◆ What you have to do
Each record below needs to be reproduced precisely, though not its pictures.

Dataset items:
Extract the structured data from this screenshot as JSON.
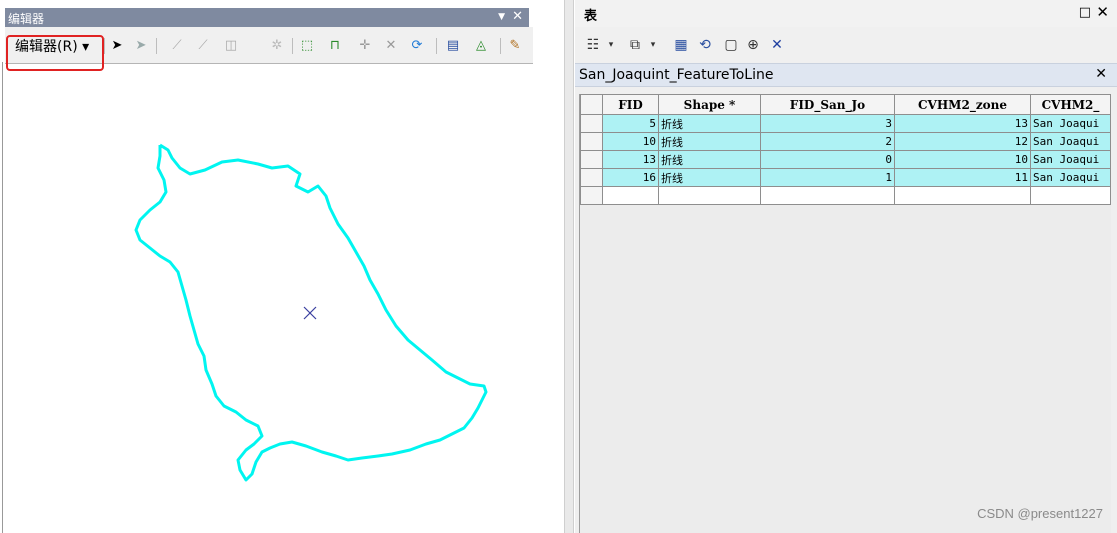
{
  "editor_window": {
    "title": "编辑器",
    "close_glyph": "✕",
    "menu_button_label": "编辑器(R) ▾",
    "map_center_marker": "×"
  },
  "table_window": {
    "title": "表",
    "restore_glyph": "□",
    "close_glyph": "✕",
    "layer_tab": "San_Joaquint_FeatureToLine",
    "tab_close_glyph": "✕",
    "columns": [
      "FID",
      "Shape *",
      "FID_San_Jo",
      "CVHM2_zone",
      "CVHM2_"
    ],
    "rows": [
      {
        "FID": "5",
        "Shape": "折线",
        "FID_San_Jo": "3",
        "CVHM2_zone": "13",
        "CVHM2_": "San Joaqui"
      },
      {
        "FID": "10",
        "Shape": "折线",
        "FID_San_Jo": "2",
        "CVHM2_zone": "12",
        "CVHM2_": "San Joaqui"
      },
      {
        "FID": "13",
        "Shape": "折线",
        "FID_San_Jo": "0",
        "CVHM2_zone": "10",
        "CVHM2_": "San Joaqui"
      },
      {
        "FID": "16",
        "Shape": "折线",
        "FID_San_Jo": "1",
        "CVHM2_zone": "11",
        "CVHM2_": "San Joaqui"
      }
    ]
  },
  "watermark": "CSDN @present1227",
  "colors": {
    "polygon_outline": "#00f5f0",
    "selected_row": "#aef2f4",
    "highlight_box": "#e02222"
  }
}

◆ Task result
Extract the structured data from this screenshot as JSON.
{
  "editor_window": {
    "title": "编辑器",
    "close_glyph": "✕",
    "menu_button_label": "编辑器(R) ▾",
    "map_center_marker": "×"
  },
  "table_window": {
    "title": "表",
    "restore_glyph": "□",
    "close_glyph": "✕",
    "layer_tab": "San_Joaquint_FeatureToLine",
    "tab_close_glyph": "✕",
    "columns": [
      "FID",
      "Shape *",
      "FID_San_Jo",
      "CVHM2_zone",
      "CVHM2_"
    ],
    "rows": [
      {
        "FID": "5",
        "Shape": "折线",
        "FID_San_Jo": "3",
        "CVHM2_zone": "13",
        "CVHM2_": "San Joaqui"
      },
      {
        "FID": "10",
        "Shape": "折线",
        "FID_San_Jo": "2",
        "CVHM2_zone": "12",
        "CVHM2_": "San Joaqui"
      },
      {
        "FID": "13",
        "Shape": "折线",
        "FID_San_Jo": "0",
        "CVHM2_zone": "10",
        "CVHM2_": "San Joaqui"
      },
      {
        "FID": "16",
        "Shape": "折线",
        "FID_San_Jo": "1",
        "CVHM2_zone": "11",
        "CVHM2_": "San Joaqui"
      }
    ]
  },
  "watermark": "CSDN @present1227",
  "colors": {
    "polygon_outline": "#00f5f0",
    "selected_row": "#aef2f4",
    "highlight_box": "#e02222"
  }
}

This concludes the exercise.